WHAT YOU HAVE TO DO: Down to the final line, write out the material beneath exactly, without pictures.

:: PROVIDED ENTRIES

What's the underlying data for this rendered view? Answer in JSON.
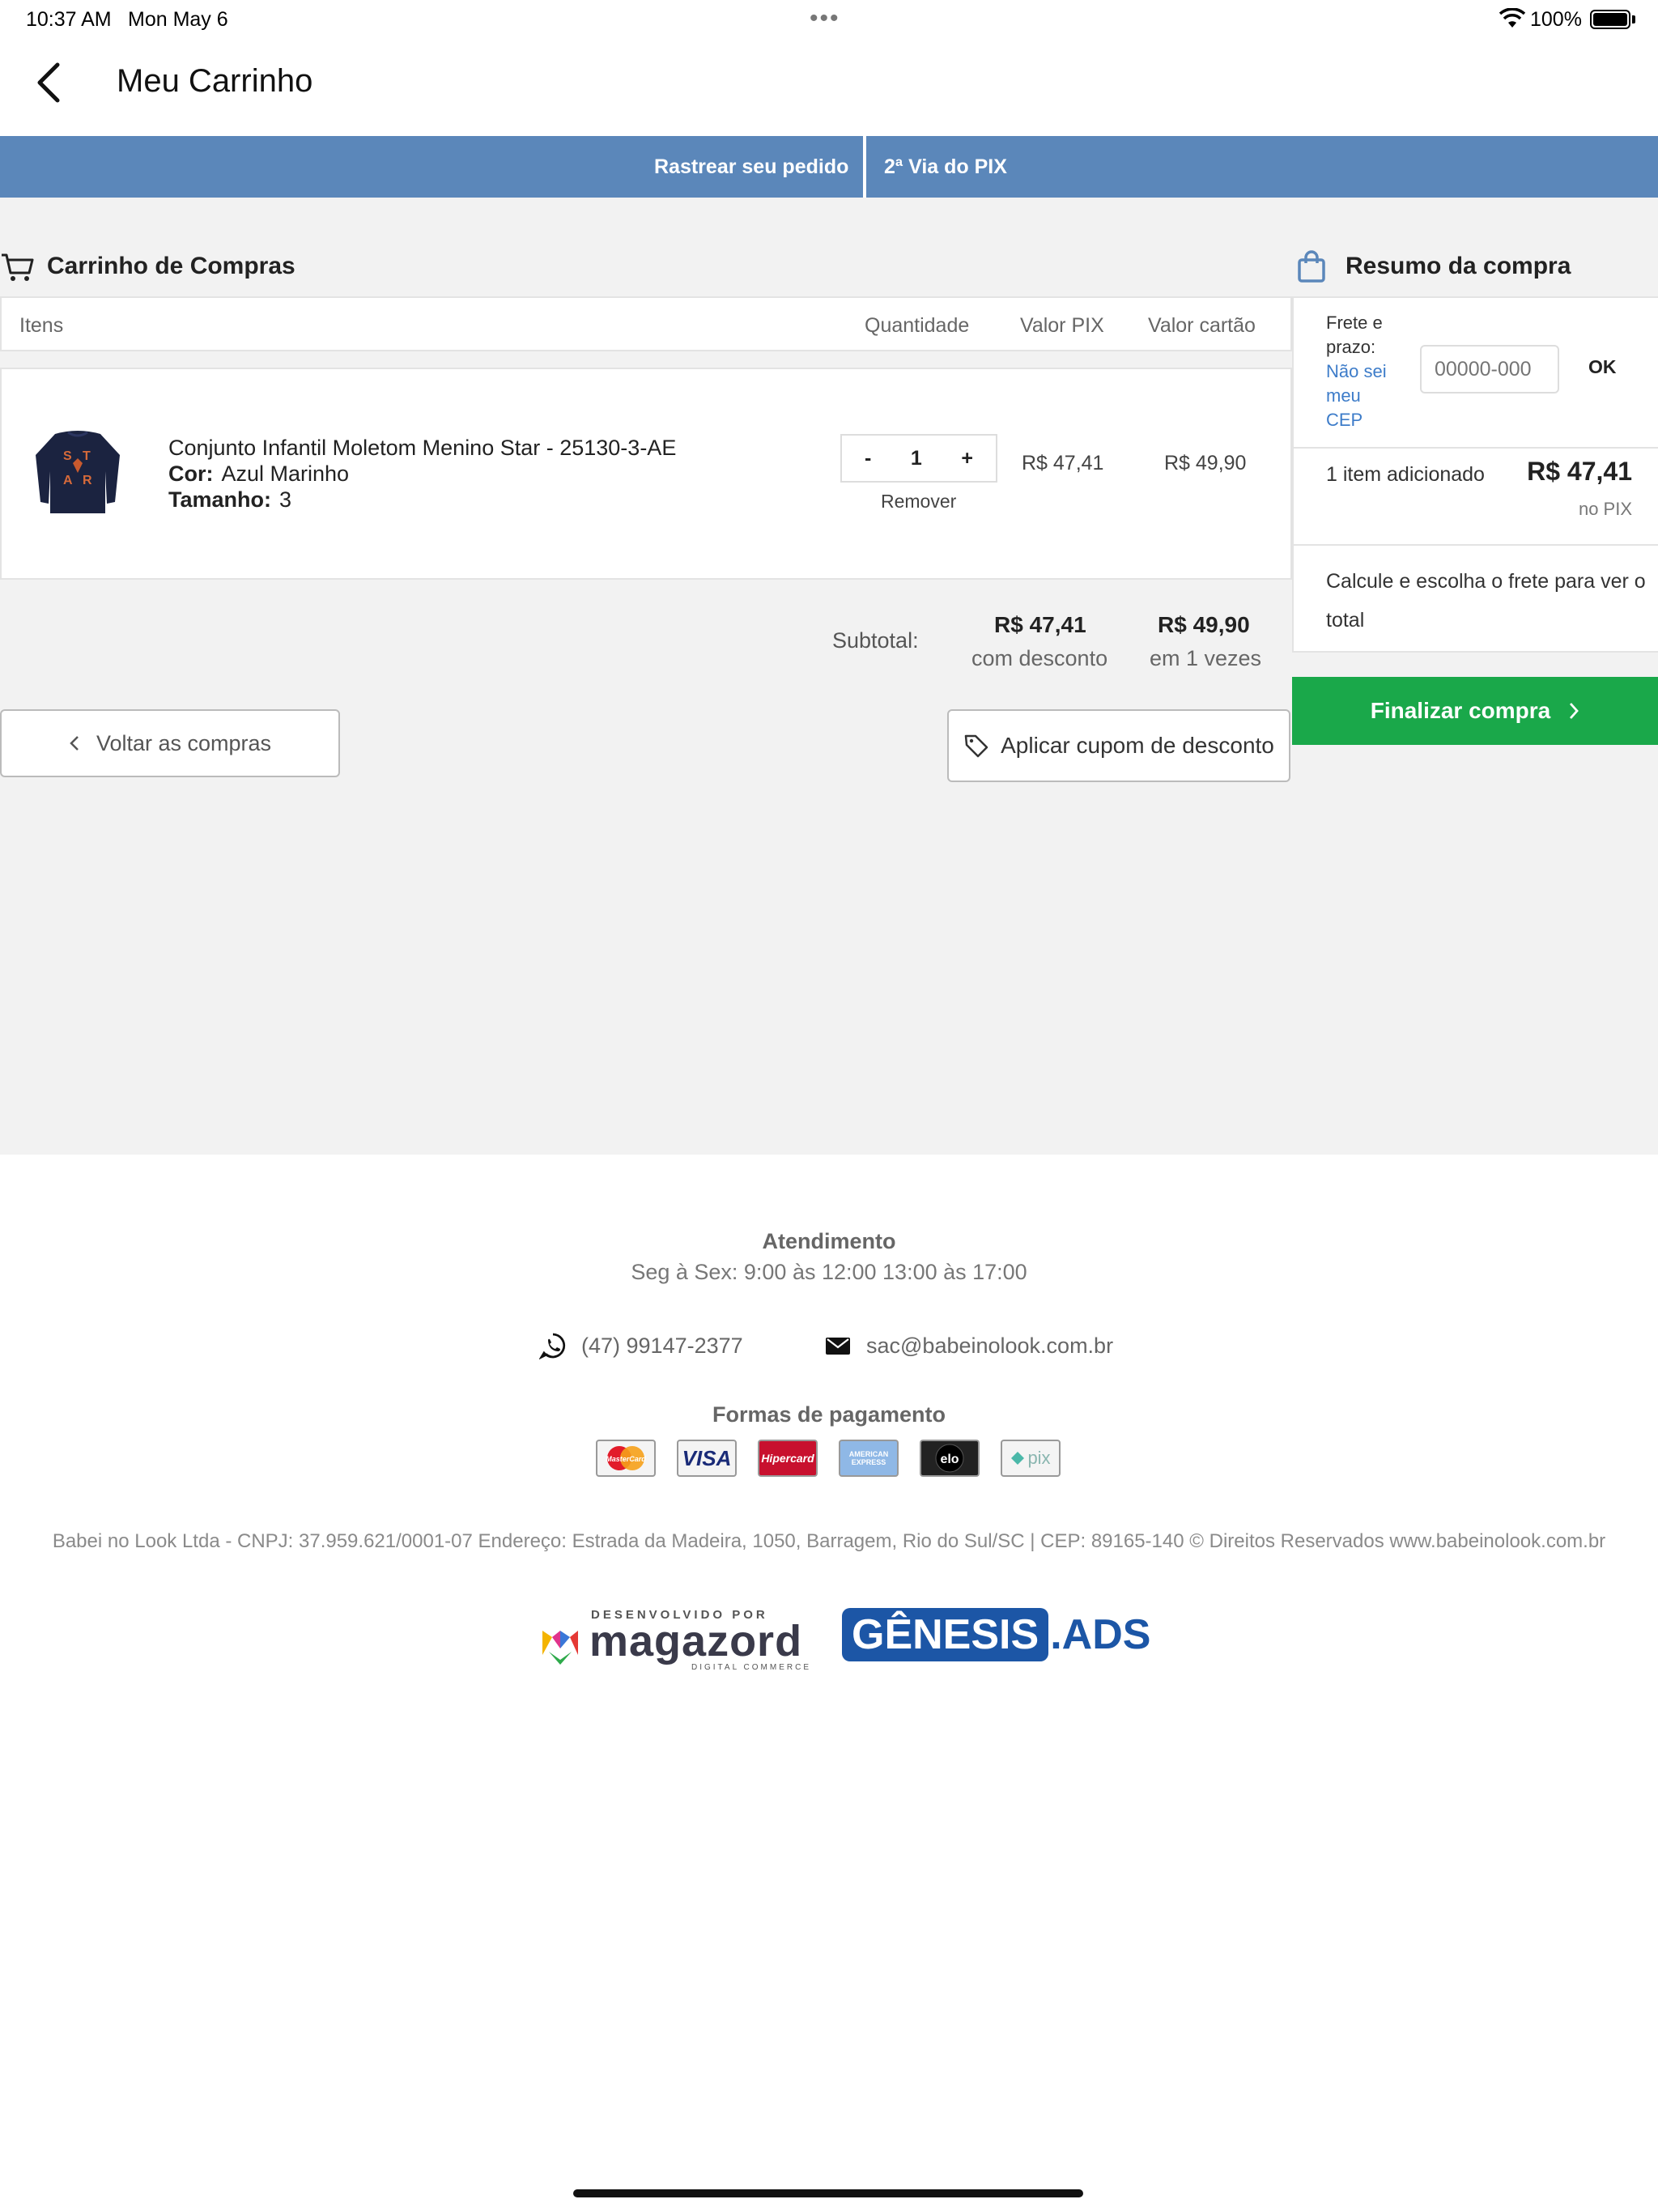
{
  "status_bar": {
    "time": "10:37 AM",
    "date": "Mon May 6",
    "battery": "100%"
  },
  "nav": {
    "title": "Meu Carrinho",
    "back_icon": "chevron-left-icon"
  },
  "top_links": {
    "track": "Rastrear seu pedido",
    "pix": "2ª Via do PIX"
  },
  "cart": {
    "title": "Carrinho de Compras",
    "columns": {
      "items": "Itens",
      "quantity": "Quantidade",
      "pix": "Valor PIX",
      "card": "Valor cartão"
    },
    "items": [
      {
        "name": "Conjunto Infantil Moletom Menino Star - 25130-3-AE",
        "color_label": "Cor:",
        "color": "Azul Marinho",
        "size_label": "Tamanho:",
        "size": "3",
        "qty_minus": "-",
        "quantity": "1",
        "qty_plus": "+",
        "remove": "Remover",
        "price_pix": "R$ 47,41",
        "price_card": "R$ 49,90"
      }
    ],
    "subtotal": {
      "label": "Subtotal:",
      "pix_value": "R$ 47,41",
      "pix_note": "com desconto",
      "card_value": "R$ 49,90",
      "card_note": "em 1 vezes"
    },
    "back_button": "Voltar as compras",
    "coupon_button": "Aplicar cupom de desconto"
  },
  "summary": {
    "title": "Resumo da compra",
    "frete_label": "Frete e prazo:",
    "cep_link": "Não sei meu CEP",
    "cep_placeholder": "00000-000",
    "ok": "OK",
    "items_added": "1 item adicionado",
    "total": "R$ 47,41",
    "total_note": "no PIX",
    "calc_note": "Calcule e escolha o frete para ver o total",
    "checkout": "Finalizar compra"
  },
  "footer": {
    "support_title": "Atendimento",
    "support_hours": "Seg à Sex: 9:00 às 12:00 13:00 às 17:00",
    "phone": "(47) 99147-2377",
    "email": "sac@babeinolook.com.br",
    "payment_title": "Formas de pagamento",
    "payment_methods": [
      "MasterCard",
      "VISA",
      "Hipercard",
      "AMERICAN EXPRESS",
      "elo",
      "pix"
    ],
    "legal": "Babei no Look Ltda - CNPJ: 37.959.621/0001-07 Endereço: Estrada da Madeira, 1050, Barragem, Rio do Sul/SC | CEP: 89165-140 © Direitos Reservados www.babeinolook.com.br",
    "dev_small": "DESENVOLVIDO POR",
    "dev_name": "magazord",
    "dev_sub": "DIGITAL COMMERCE",
    "partner_main": "GÊNESIS",
    "partner_suffix": ".ADS"
  },
  "colors": {
    "blue_bar": "#5b87ba",
    "checkout_green": "#1aa84a",
    "link_blue": "#3d7cc9"
  }
}
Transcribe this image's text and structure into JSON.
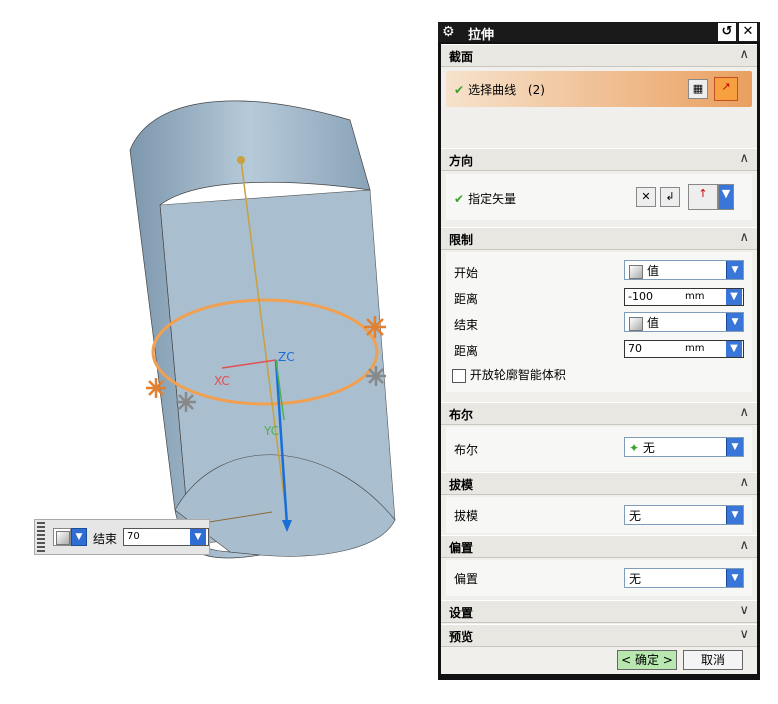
{
  "viewport": {
    "axis_labels": {
      "zc": "ZC",
      "xc": "XC",
      "yc": "YC"
    }
  },
  "minibar": {
    "label": "结束",
    "value": "70"
  },
  "dialog": {
    "title": "拉伸",
    "sections": {
      "section": {
        "title": "截面",
        "select_curve": "选择曲线",
        "curve_count": "(2)"
      },
      "direction": {
        "title": "方向",
        "specify_vector": "指定矢量"
      },
      "limits": {
        "title": "限制",
        "start_label": "开始",
        "start_value": "值",
        "start_distance_label": "距离",
        "start_distance": "-100",
        "end_label": "结束",
        "end_value": "值",
        "end_distance_label": "距离",
        "end_distance": "70",
        "unit": "mm",
        "open_profile_label": "开放轮廓智能体积"
      },
      "boolean": {
        "title": "布尔",
        "label": "布尔",
        "value": "无"
      },
      "draft": {
        "title": "拔模",
        "label": "拔模",
        "value": "无"
      },
      "offset": {
        "title": "偏置",
        "label": "偏置",
        "value": "无"
      },
      "settings": {
        "title": "设置"
      },
      "preview": {
        "title": "预览"
      }
    },
    "ok_label": "< 确定 >",
    "cancel_label": "取消"
  },
  "colors": {
    "cylinder": "#9fb6c8",
    "highlight": "#f0a050",
    "axis_blue": "#1a6ed8"
  }
}
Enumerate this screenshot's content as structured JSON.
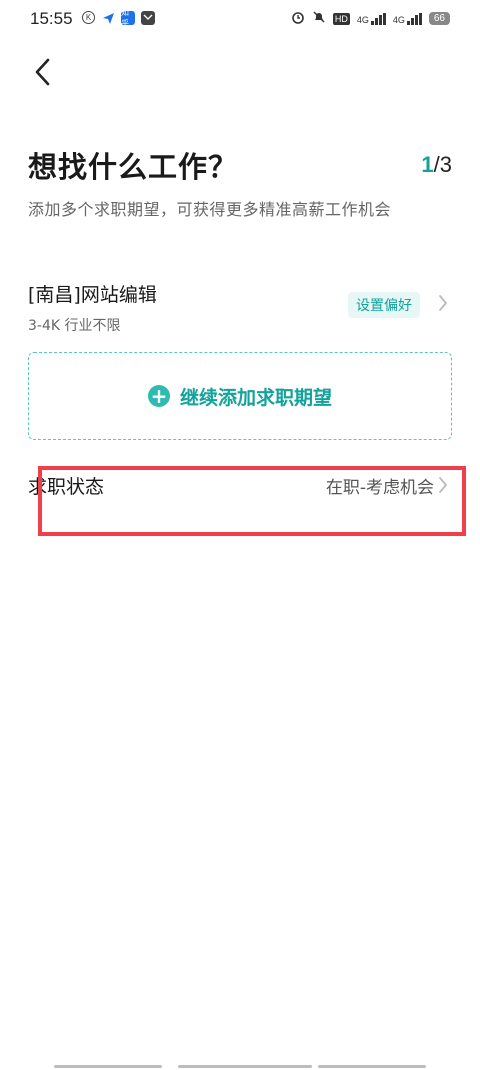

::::

WRITTEN SOLUTION:
What's the underlying data for this rendered view? Answer in JSON.
{
  "status_bar": {
    "time": "10:37 AM",
    "date": "Mon May 6",
    "battery": "100%"
  },
  "nav": {
    "title": "Meu Carrinho",
    "back_icon": "chevron-left-icon"
  },
  "top_links": {
    "track": "Rastrear seu pedido",
    "pix": "2ª Via do PIX"
  },
  "cart": {
    "title": "Carrinho de Compras",
    "columns": {
      "items": "Itens",
      "quantity": "Quantidade",
      "pix": "Valor PIX",
      "card": "Valor cartão"
    },
    "items": [
      {
        "name": "Conjunto Infantil Moletom Menino Star - 25130-3-AE",
        "color_label": "Cor:",
        "color": "Azul Marinho",
        "size_label": "Tamanho:",
        "size": "3",
        "qty_minus": "-",
        "quantity": "1",
        "qty_plus": "+",
        "remove": "Remover",
        "price_pix": "R$ 47,41",
        "price_card": "R$ 49,90"
      }
    ],
    "subtotal": {
      "label": "Subtotal:",
      "pix_value": "R$ 47,41",
      "pix_note": "com desconto",
      "card_value": "R$ 49,90",
      "card_note": "em 1 vezes"
    },
    "back_button": "Voltar as compras",
    "coupon_button": "Aplicar cupom de desconto"
  },
  "summary": {
    "title": "Resumo da compra",
    "frete_label": "Frete e prazo:",
    "cep_link": "Não sei meu CEP",
    "cep_placeholder": "00000-000",
    "ok": "OK",
    "items_added": "1 item adicionado",
    "total": "R$ 47,41",
    "total_note": "no PIX",
    "calc_note": "Calcule e escolha o frete para ver o total",
    "checkout": "Finalizar compra"
  },
  "footer": {
    "support_title": "Atendimento",
    "support_hours": "Seg à Sex: 9:00 às 12:00 13:00 às 17:00",
    "phone": "(47) 99147-2377",
    "email": "sac@babeinolook.com.br",
    "payment_title": "Formas de pagamento",
    "payment_methods": [
      "MasterCard",
      "VISA",
      "Hipercard",
      "AMERICAN EXPRESS",
      "elo",
      "pix"
    ],
    "legal": "Babei no Look Ltda - CNPJ: 37.959.621/0001-07 Endereço: Estrada da Madeira, 1050, Barragem, Rio do Sul/SC | CEP: 89165-140 © Direitos Reservados www.babeinolook.com.br",
    "dev_small": "DESENVOLVIDO POR",
    "dev_name": "magazord",
    "dev_sub": "DIGITAL COMMERCE",
    "partner_main": "GÊNESIS",
    "partner_suffix": ".ADS"
  },
  "colors": {
    "blue_bar": "#5b87ba",
    "checkout_green": "#1aa84a",
    "link_blue": "#3d7cc9"
  }
}
Transcribe this image's text and structure into JSON.
{
  "viewport": {
    "axis_labels": {
      "zc": "ZC",
      "xc": "XC",
      "yc": "YC"
    }
  },
  "minibar": {
    "label": "结束",
    "value": "70"
  },
  "dialog": {
    "title": "拉伸",
    "sections": {
      "section": {
        "title": "截面",
        "select_curve": "选择曲线",
        "curve_count": "(2)"
      },
      "direction": {
        "title": "方向",
        "specify_vector": "指定矢量"
      },
      "limits": {
        "title": "限制",
        "start_label": "开始",
        "start_value": "值",
        "start_distance_label": "距离",
        "start_distance": "-100",
        "end_label": "结束",
        "end_value": "值",
        "end_distance_label": "距离",
        "end_distance": "70",
        "unit": "mm",
        "open_profile_label": "开放轮廓智能体积"
      },
      "boolean": {
        "title": "布尔",
        "label": "布尔",
        "value": "无"
      },
      "draft": {
        "title": "拔模",
        "label": "拔模",
        "value": "无"
      },
      "offset": {
        "title": "偏置",
        "label": "偏置",
        "value": "无"
      },
      "settings": {
        "title": "设置"
      },
      "preview": {
        "title": "预览"
      }
    },
    "ok_label": "< 确定 >",
    "cancel_label": "取消"
  },
  "colors": {
    "cylinder": "#9fb6c8",
    "highlight": "#f0a050",
    "axis_blue": "#1a6ed8"
  }
}
Enumerate this screenshot's content as structured JSON.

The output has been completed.